Games for Get-togethers

Home & Family, Kids, Outdoors
on June 30, 2002
David Mudd

Summer months mean family reunions, company picnics, neighborhood yard parties, and other gatherings that bring together young and old. While the chance to visit is a big part of the fun, the most memorable get-togethers also include activities encouraging everyone to interact.

What better way to bridge the generations, open communications, and just plain have fun than to play games together?

"Playing together is a great way to get to know each other," says Frank Lorge of Little Rock, Ark. He, wife Melissa, and their four children ages 10-16 join six other families with children ranging in age from toddlers to teens for an annual summer reunion at an Arkansas camp. Organized games always are central to the fun.
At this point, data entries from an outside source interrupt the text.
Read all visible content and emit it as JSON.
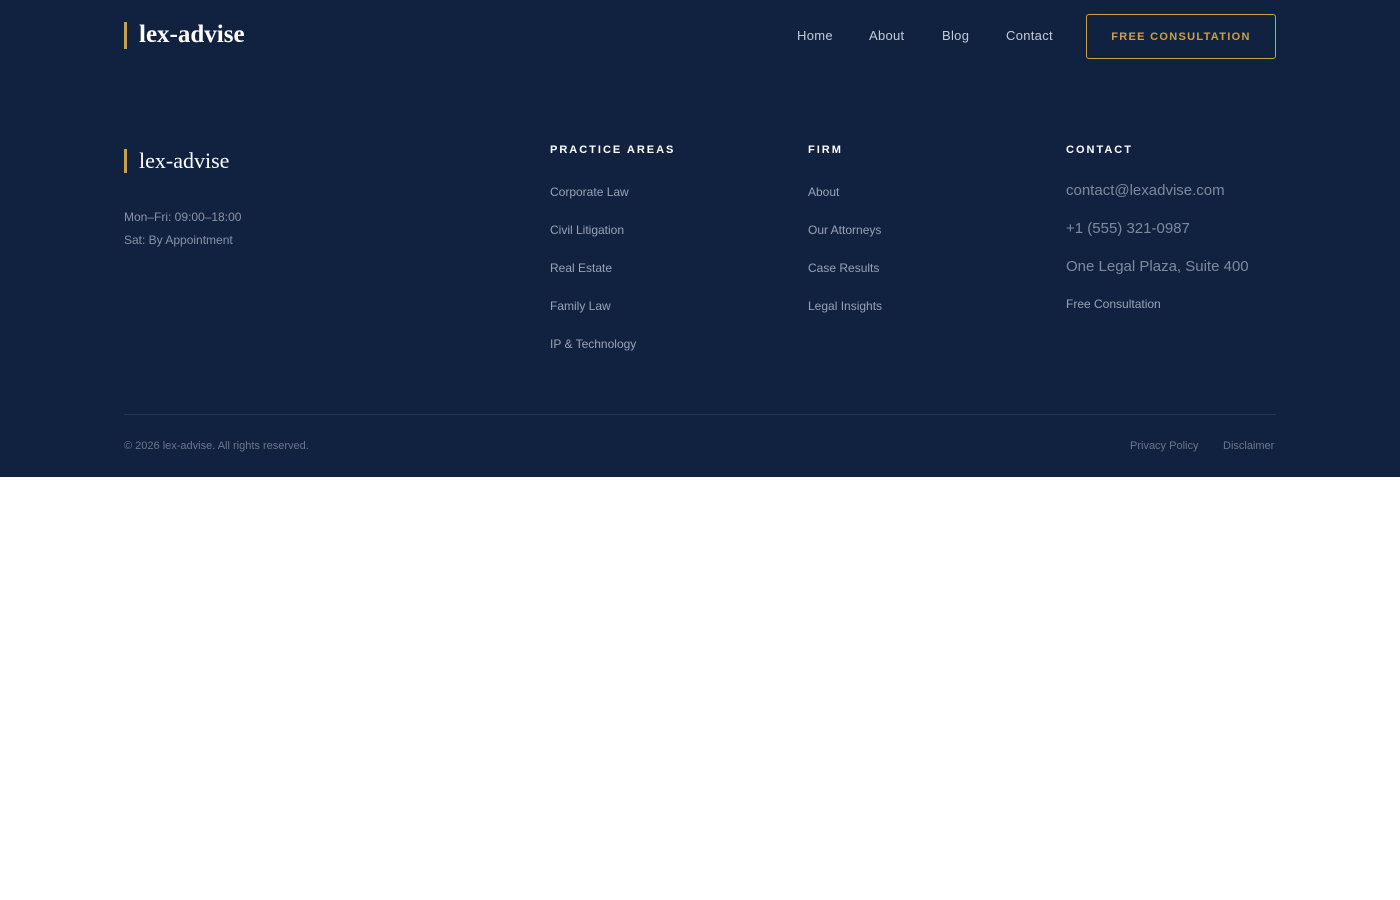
{
  "header": {
    "logo": "lex-advise",
    "nav": [
      "Home",
      "About",
      "Blog",
      "Contact"
    ],
    "cta": "FREE CONSULTATION"
  },
  "footer": {
    "brand": "lex-advise",
    "hours": [
      "Mon–Fri: 09:00–18:00",
      "Sat: By Appointment"
    ],
    "practice_areas": {
      "title": "PRACTICE AREAS",
      "items": [
        "Corporate Law",
        "Civil Litigation",
        "Real Estate",
        "Family Law",
        "IP & Technology"
      ]
    },
    "firm": {
      "title": "FIRM",
      "items": [
        "About",
        "Our Attorneys",
        "Case Results",
        "Legal Insights"
      ]
    },
    "contact": {
      "title": "CONTACT",
      "email": "contact@lexadvise.com",
      "phone": "+1 (555) 321-0987",
      "address": "One Legal Plaza, Suite 400",
      "link": "Free Consultation"
    },
    "copyright": "© 2026 lex-advise. All rights reserved.",
    "legal": [
      "Privacy Policy",
      "Disclaimer"
    ]
  },
  "colors": {
    "background": "#112241",
    "accent": "#c9a14a",
    "page": "#ffffff"
  }
}
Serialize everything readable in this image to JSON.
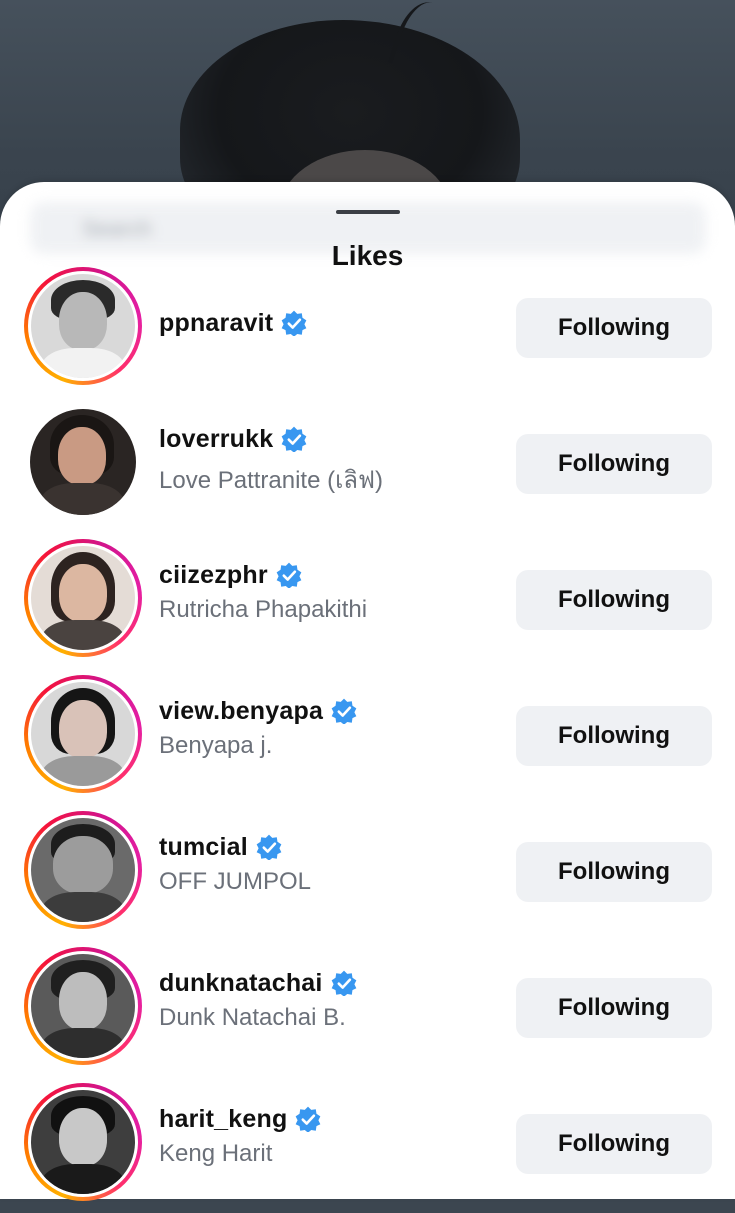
{
  "sheet": {
    "title": "Likes",
    "search_placeholder": "Search"
  },
  "colors": {
    "verified": "#3897f0",
    "button_bg": "#eff1f4",
    "story_ring": [
      "#ffb000",
      "#ff7a00",
      "#f5133b",
      "#d1148c"
    ]
  },
  "likes": [
    {
      "username": "ppnaravit",
      "full_name": "",
      "verified": true,
      "story_ring": true,
      "button": "Following"
    },
    {
      "username": "loverrukk",
      "full_name": "Love Pattranite (เลิฟ)",
      "verified": true,
      "story_ring": false,
      "button": "Following"
    },
    {
      "username": "ciizezphr",
      "full_name": "Rutricha Phapakithi",
      "verified": true,
      "story_ring": true,
      "button": "Following"
    },
    {
      "username": "view.benyapa",
      "full_name": "Benyapa j.",
      "verified": true,
      "story_ring": true,
      "button": "Following"
    },
    {
      "username": "tumcial",
      "full_name": "OFF JUMPOL",
      "verified": true,
      "story_ring": true,
      "button": "Following"
    },
    {
      "username": "dunknatachai",
      "full_name": "Dunk Natachai B.",
      "verified": true,
      "story_ring": true,
      "button": "Following"
    },
    {
      "username": "harit_keng",
      "full_name": "Keng Harit",
      "verified": true,
      "story_ring": true,
      "button": "Following"
    }
  ]
}
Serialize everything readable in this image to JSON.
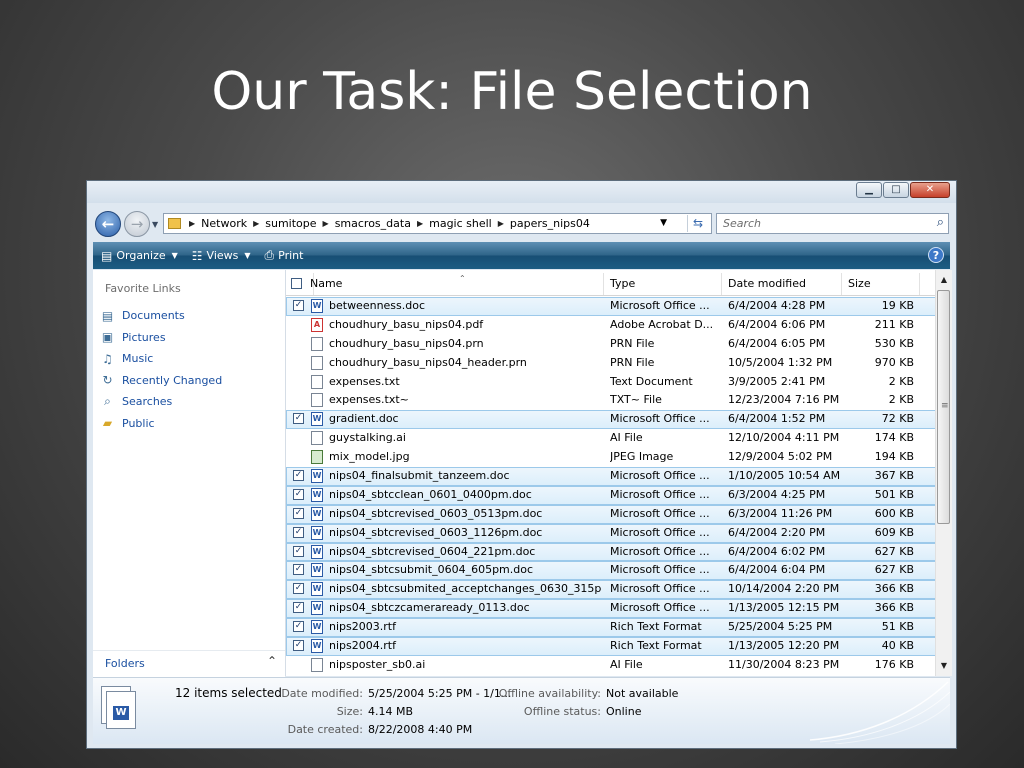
{
  "slide": {
    "title": "Our Task: File Selection"
  },
  "window": {
    "address": {
      "crumbs": [
        "Network",
        "sumitope",
        "smacros_data",
        "magic shell",
        "papers_nips04"
      ]
    },
    "search": {
      "placeholder": "Search"
    },
    "toolbar": {
      "organize": "Organize",
      "views": "Views",
      "print": "Print",
      "help": "?"
    },
    "nav": {
      "favorite_header": "Favorite Links",
      "links": [
        "Documents",
        "Pictures",
        "Music",
        "Recently Changed",
        "Searches",
        "Public"
      ],
      "folders": "Folders"
    },
    "columns": {
      "name": "Name",
      "type": "Type",
      "date": "Date modified",
      "size": "Size"
    },
    "files": [
      {
        "name": "betweenness.doc",
        "type": "Microsoft Office ...",
        "date": "6/4/2004 4:28 PM",
        "size": "19 KB",
        "checked": "✓",
        "icon": "W"
      },
      {
        "name": "choudhury_basu_nips04.pdf",
        "type": "Adobe Acrobat D...",
        "date": "6/4/2004 6:06 PM",
        "size": "211 KB",
        "checked": "",
        "icon": "A"
      },
      {
        "name": "choudhury_basu_nips04.prn",
        "type": "PRN File",
        "date": "6/4/2004 6:05 PM",
        "size": "530 KB",
        "checked": "",
        "icon": ""
      },
      {
        "name": "choudhury_basu_nips04_header.prn",
        "type": "PRN File",
        "date": "10/5/2004 1:32 PM",
        "size": "970 KB",
        "checked": "",
        "icon": ""
      },
      {
        "name": "expenses.txt",
        "type": "Text Document",
        "date": "3/9/2005 2:41 PM",
        "size": "2 KB",
        "checked": "",
        "icon": ""
      },
      {
        "name": "expenses.txt~",
        "type": "TXT~ File",
        "date": "12/23/2004 7:16 PM",
        "size": "2 KB",
        "checked": "",
        "icon": ""
      },
      {
        "name": "gradient.doc",
        "type": "Microsoft Office ...",
        "date": "6/4/2004 1:52 PM",
        "size": "72 KB",
        "checked": "✓",
        "icon": "W"
      },
      {
        "name": "guystalking.ai",
        "type": "AI File",
        "date": "12/10/2004 4:11 PM",
        "size": "174 KB",
        "checked": "",
        "icon": ""
      },
      {
        "name": "mix_model.jpg",
        "type": "JPEG Image",
        "date": "12/9/2004 5:02 PM",
        "size": "194 KB",
        "checked": "",
        "icon": ""
      },
      {
        "name": "nips04_finalsubmit_tanzeem.doc",
        "type": "Microsoft Office ...",
        "date": "1/10/2005 10:54 AM",
        "size": "367 KB",
        "checked": "✓",
        "icon": "W"
      },
      {
        "name": "nips04_sbtcclean_0601_0400pm.doc",
        "type": "Microsoft Office ...",
        "date": "6/3/2004 4:25 PM",
        "size": "501 KB",
        "checked": "✓",
        "icon": "W"
      },
      {
        "name": "nips04_sbtcrevised_0603_0513pm.doc",
        "type": "Microsoft Office ...",
        "date": "6/3/2004 11:26 PM",
        "size": "600 KB",
        "checked": "✓",
        "icon": "W"
      },
      {
        "name": "nips04_sbtcrevised_0603_1126pm.doc",
        "type": "Microsoft Office ...",
        "date": "6/4/2004 2:20 PM",
        "size": "609 KB",
        "checked": "✓",
        "icon": "W"
      },
      {
        "name": "nips04_sbtcrevised_0604_221pm.doc",
        "type": "Microsoft Office ...",
        "date": "6/4/2004 6:02 PM",
        "size": "627 KB",
        "checked": "✓",
        "icon": "W"
      },
      {
        "name": "nips04_sbtcsubmit_0604_605pm.doc",
        "type": "Microsoft Office ...",
        "date": "6/4/2004 6:04 PM",
        "size": "627 KB",
        "checked": "✓",
        "icon": "W"
      },
      {
        "name": "nips04_sbtcsubmited_acceptchanges_0630_315pm...",
        "type": "Microsoft Office ...",
        "date": "10/14/2004 2:20 PM",
        "size": "366 KB",
        "checked": "✓",
        "icon": "W"
      },
      {
        "name": "nips04_sbtczcameraready_0113.doc",
        "type": "Microsoft Office ...",
        "date": "1/13/2005 12:15 PM",
        "size": "366 KB",
        "checked": "✓",
        "icon": "W"
      },
      {
        "name": "nips2003.rtf",
        "type": "Rich Text Format",
        "date": "5/25/2004 5:25 PM",
        "size": "51 KB",
        "checked": "✓",
        "icon": "W"
      },
      {
        "name": "nips2004.rtf",
        "type": "Rich Text Format",
        "date": "1/13/2005 12:20 PM",
        "size": "40 KB",
        "checked": "✓",
        "icon": "W"
      },
      {
        "name": "nipsposter_sb0.ai",
        "type": "AI File",
        "date": "11/30/2004 8:23 PM",
        "size": "176 KB",
        "checked": "",
        "icon": ""
      }
    ],
    "details": {
      "selection": "12 items selected",
      "date_modified_label": "Date modified:",
      "date_modified": "5/25/2004 5:25 PM - 1/1...",
      "size_label": "Size:",
      "size": "4.14 MB",
      "date_created_label": "Date created:",
      "date_created": "8/22/2008 4:40 PM",
      "offline_avail_label": "Offline availability:",
      "offline_avail": "Not available",
      "offline_status_label": "Offline status:",
      "offline_status": "Online"
    }
  }
}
Games fall into two categories: those any age and ability can play, and those better suited to the more active set. The latter includes all forms of tag; the three-legged race, where teams of two compete with one leg tied to their partner's leg; a sack race with contestants hopping to the finish line inside burlap bags; tug of war; and red rover, where two large teams form lines joining hands and invite a member of the opposing team to try and break through a link.

But with a little creativity, even physical games can be more inclusive. A game of softball, for example, can be played with a tennis ball and set up so those unable to run are designated hitters, and children are the runners.

For the Lorges reunion, a highlight is indoor game night, when everyone—adults, too—gathers for old-fashioned children's games such as musical chairs.

"The kids would rather go here than to Disney World, because we all play together," Frank says. "It's all ages, and everybody is included. It's the one time we all act like kids together, and kids love that."

Another old-fashioned game for all ages is the egg toss, provided a little mess isn't going to upset anyone. Teams of two carefully toss a raw egg back and forth, taking a step back after each toss. The team whose egg remains unbroken the longest wins.

Charades is a good choice for its hilarity, creativity, and because any number of people can be on a team.

As one member of the team acts out a familiar phrase, title, name, or place, the rest of the team members frantically try to guess what's being communicated. Time is kept, and the team that comes up with the correct words most quickly wins.

Scavenger hunts require more planning but are tons of fun. The hunt is a list of odd, but attainable, things to search for. The first team to report back with all objects in hand wins.

Reach back into your childhood and play some of the games you did as a child. Your reunions just might be more fun than Disney World, too.